Organizations use strategic plans to identify their vision, mission, outcomes, success factors, milestones, resource allocation, short-term objectives and action steps. People get excited by the destination and path they’ve set for themselves but they often postpone their future by continuing the current way they do things even though to achieve the ambitious plan they need to start now. The situation is akin to the person who has a brilliant plan for getting in shape—tomorrow.

How can we create the space for real conversation? Not what passes for conversation-crafting the witty comeback while the other person is talking; dismissing what is uncomfortable, disagreed with, or unfamiliar; categorizing those we disagree with as bad; talking louder and/or faster in the hopes of wearing down the opposition. In real conversation people are heard, validated. Their ideas are engaged. Perhaps people want safe space because they know what to expect otherwise.

Safe Space

Posted by: heather

I often get called into facilitate groups where there is tension, sometimes among peers, and sometimes with a manager or leader. People typically ask that there be safe space for the conversation. What do they mean? People generally answer with phrases like, “No repercussions,” “What I say won’t be held against me,” and “There won’t be any negative consequences.” Is this possible?

Bion Meets Obama

Posted by: heather

Tagged in: Leadership , Group dynamics

Why the great disappointment with President Obama and his administration’s accomplishments? There are many explanations—he’s been too timid, too bold, unfocused, focused on the wrong things, too conciliatory, too left, too right, on and on. What’s missing from the critique is the rest of us—the citizenry—and our relationship to our elected leaders.

My Intentions
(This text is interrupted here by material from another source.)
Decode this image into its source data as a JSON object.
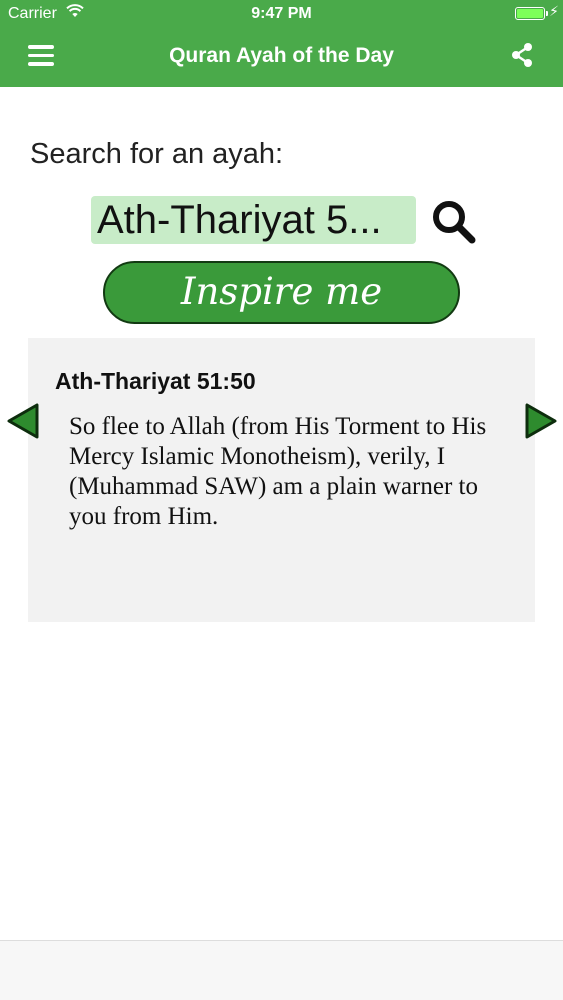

    • I intend to share ideas about organizational processes that support the effective functioning of justice seeking organizations.
    • I will share lessons about the life of organizations and provide tools that can support organizational performance.
    • Because I'm also committed to the issues that my clients work on, I'll discuss current events, justice, and the larger implications of news stories or community events.
    • Part of that discussion will include publicizing the issues, campaigns, and thoughtful work of clients.
    • As a colleague to other OD consultants, I hope to spark conversations among those of us who do this work.